## Problem statement
The response should consist of every line below, restated exactly, with no pictures.
___ Records supplied
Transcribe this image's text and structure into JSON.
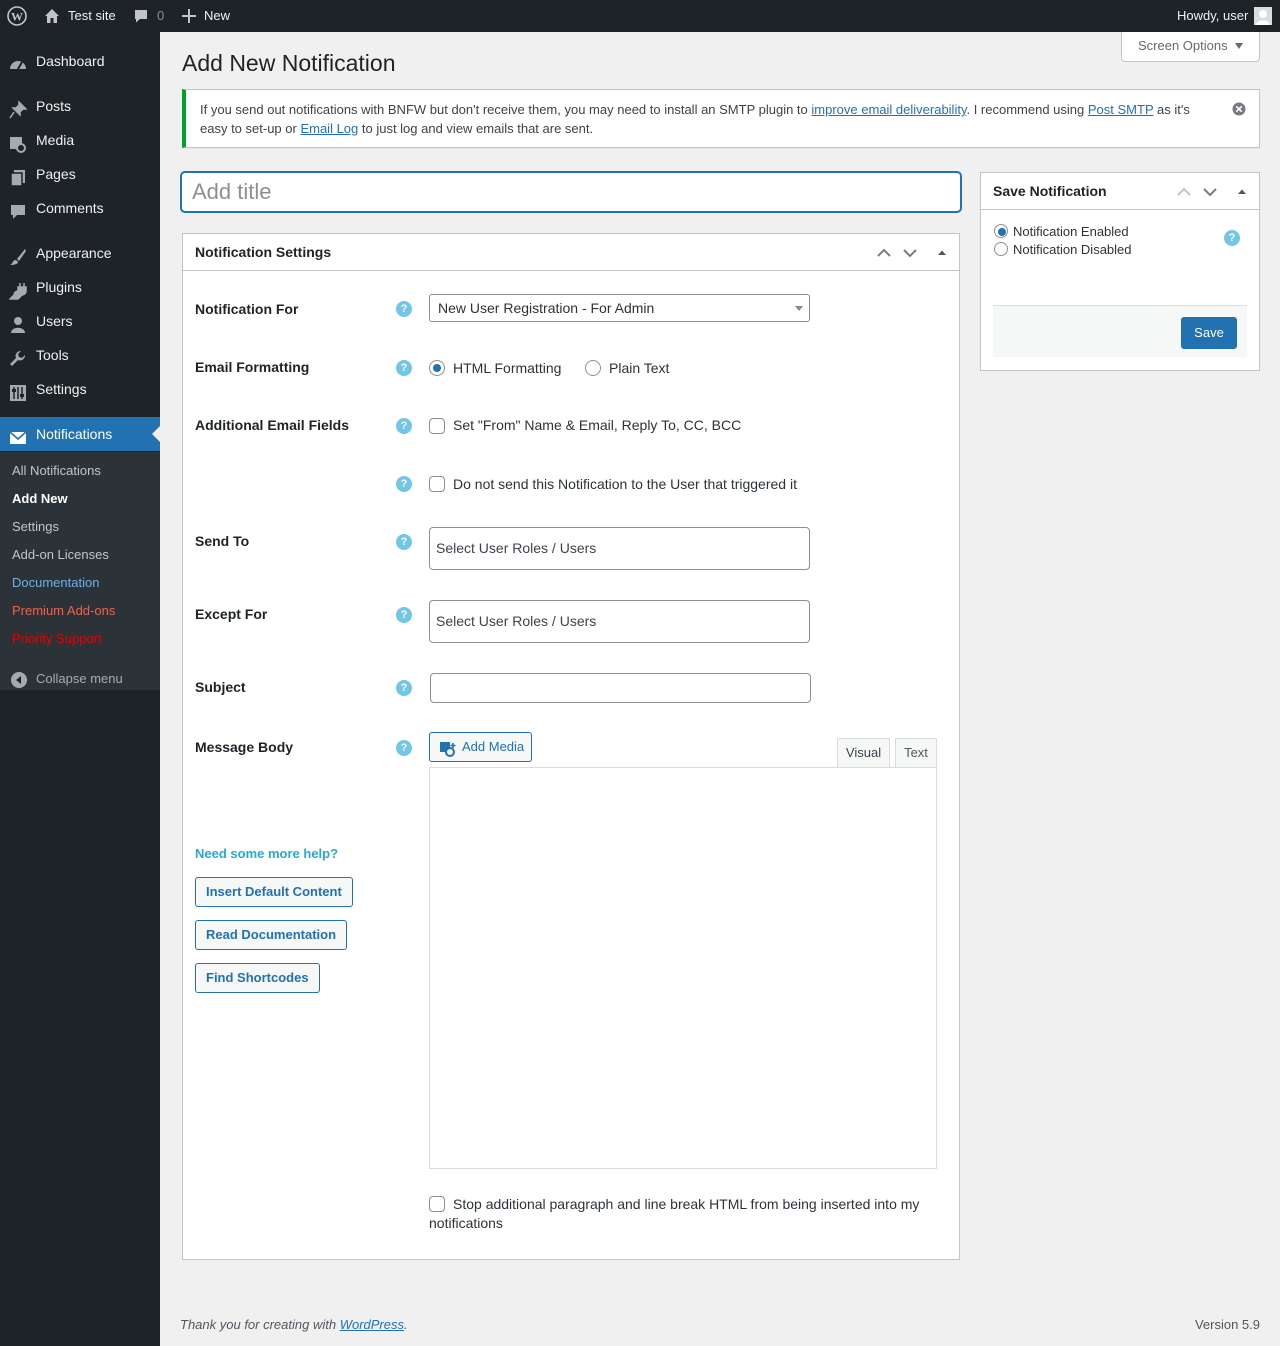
{
  "admin_bar": {
    "wp_logo_icon": "wordpress-icon",
    "site_name": "Test site",
    "comments_count": "0",
    "new_label": "New",
    "greeting": "Howdy, user"
  },
  "sidebar": {
    "items": [
      {
        "label": "Dashboard",
        "icon": "dashboard-icon"
      },
      {
        "label": "Posts",
        "icon": "pin-icon"
      },
      {
        "label": "Media",
        "icon": "media-icon"
      },
      {
        "label": "Pages",
        "icon": "pages-icon"
      },
      {
        "label": "Comments",
        "icon": "comment-icon"
      },
      {
        "label": "Appearance",
        "icon": "brush-icon"
      },
      {
        "label": "Plugins",
        "icon": "plugin-icon"
      },
      {
        "label": "Users",
        "icon": "user-icon"
      },
      {
        "label": "Tools",
        "icon": "wrench-icon"
      },
      {
        "label": "Settings",
        "icon": "settings-icon"
      },
      {
        "label": "Notifications",
        "icon": "envelope-icon"
      }
    ],
    "submenu": [
      "All Notifications",
      "Add New",
      "Settings",
      "Add-on Licenses",
      "Documentation",
      "Premium Add-ons",
      "Priority Support"
    ],
    "collapse_label": "Collapse menu"
  },
  "screen_options_label": "Screen Options",
  "page_title": "Add New Notification",
  "notice": {
    "text_1": "If you send out notifications with BNFW but don't receive them, you may need to install an SMTP plugin to ",
    "link_1": "improve email deliverability",
    "text_2": ". I recommend using ",
    "link_2": "Post SMTP",
    "text_3": " as it's easy to set-up or ",
    "link_3": "Email Log",
    "text_4": " to just log and view emails that are sent."
  },
  "title_placeholder": "Add title",
  "settings_box": {
    "title": "Notification Settings",
    "notification_for_label": "Notification For",
    "notification_for_value": "New User Registration - For Admin",
    "email_formatting_label": "Email Formatting",
    "format_html": "HTML Formatting",
    "format_plain": "Plain Text",
    "additional_fields_label": "Additional Email Fields",
    "additional_fields_option": "Set \"From\" Name & Email, Reply To, CC, BCC",
    "no_trigger_user_option": "Do not send this Notification to the User that triggered it",
    "send_to_label": "Send To",
    "send_to_placeholder": "Select User Roles / Users",
    "except_for_label": "Except For",
    "except_for_placeholder": "Select User Roles / Users",
    "subject_label": "Subject",
    "subject_value": "",
    "message_body_label": "Message Body",
    "add_media_label": "Add Media",
    "tab_visual": "Visual",
    "tab_text": "Text",
    "help_text": "Need some more help?",
    "insert_default_label": "Insert Default Content",
    "read_docs_label": "Read Documentation",
    "find_shortcodes_label": "Find Shortcodes",
    "stop_paragraph_option": "Stop additional paragraph and line break HTML from being inserted into my notifications"
  },
  "save_box": {
    "title": "Save Notification",
    "enabled_label": "Notification Enabled",
    "disabled_label": "Notification Disabled",
    "save_label": "Save"
  },
  "footer": {
    "thanks_text": "Thank you for creating with ",
    "wp_link": "WordPress",
    "thanks_end": ".",
    "version": "Version 5.9"
  },
  "colors": {
    "admin_dark": "#1d2327",
    "accent_blue": "#2271b1",
    "notice_green": "#00a32a",
    "help_icon": "#72c6e6"
  }
}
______
## Finished exercise
Transcribe this image's text and structure into JSON.
{
  "admin_bar": {
    "wp_logo_icon": "wordpress-icon",
    "site_name": "Test site",
    "comments_count": "0",
    "new_label": "New",
    "greeting": "Howdy, user"
  },
  "sidebar": {
    "items": [
      {
        "label": "Dashboard",
        "icon": "dashboard-icon"
      },
      {
        "label": "Posts",
        "icon": "pin-icon"
      },
      {
        "label": "Media",
        "icon": "media-icon"
      },
      {
        "label": "Pages",
        "icon": "pages-icon"
      },
      {
        "label": "Comments",
        "icon": "comment-icon"
      },
      {
        "label": "Appearance",
        "icon": "brush-icon"
      },
      {
        "label": "Plugins",
        "icon": "plugin-icon"
      },
      {
        "label": "Users",
        "icon": "user-icon"
      },
      {
        "label": "Tools",
        "icon": "wrench-icon"
      },
      {
        "label": "Settings",
        "icon": "settings-icon"
      },
      {
        "label": "Notifications",
        "icon": "envelope-icon"
      }
    ],
    "submenu": [
      "All Notifications",
      "Add New",
      "Settings",
      "Add-on Licenses",
      "Documentation",
      "Premium Add-ons",
      "Priority Support"
    ],
    "collapse_label": "Collapse menu"
  },
  "screen_options_label": "Screen Options",
  "page_title": "Add New Notification",
  "notice": {
    "text_1": "If you send out notifications with BNFW but don't receive them, you may need to install an SMTP plugin to ",
    "link_1": "improve email deliverability",
    "text_2": ". I recommend using ",
    "link_2": "Post SMTP",
    "text_3": " as it's easy to set-up or ",
    "link_3": "Email Log",
    "text_4": " to just log and view emails that are sent."
  },
  "title_placeholder": "Add title",
  "settings_box": {
    "title": "Notification Settings",
    "notification_for_label": "Notification For",
    "notification_for_value": "New User Registration - For Admin",
    "email_formatting_label": "Email Formatting",
    "format_html": "HTML Formatting",
    "format_plain": "Plain Text",
    "additional_fields_label": "Additional Email Fields",
    "additional_fields_option": "Set \"From\" Name & Email, Reply To, CC, BCC",
    "no_trigger_user_option": "Do not send this Notification to the User that triggered it",
    "send_to_label": "Send To",
    "send_to_placeholder": "Select User Roles / Users",
    "except_for_label": "Except For",
    "except_for_placeholder": "Select User Roles / Users",
    "subject_label": "Subject",
    "subject_value": "",
    "message_body_label": "Message Body",
    "add_media_label": "Add Media",
    "tab_visual": "Visual",
    "tab_text": "Text",
    "help_text": "Need some more help?",
    "insert_default_label": "Insert Default Content",
    "read_docs_label": "Read Documentation",
    "find_shortcodes_label": "Find Shortcodes",
    "stop_paragraph_option": "Stop additional paragraph and line break HTML from being inserted into my notifications"
  },
  "save_box": {
    "title": "Save Notification",
    "enabled_label": "Notification Enabled",
    "disabled_label": "Notification Disabled",
    "save_label": "Save"
  },
  "footer": {
    "thanks_text": "Thank you for creating with ",
    "wp_link": "WordPress",
    "thanks_end": ".",
    "version": "Version 5.9"
  },
  "colors": {
    "admin_dark": "#1d2327",
    "accent_blue": "#2271b1",
    "notice_green": "#00a32a",
    "help_icon": "#72c6e6"
  }
}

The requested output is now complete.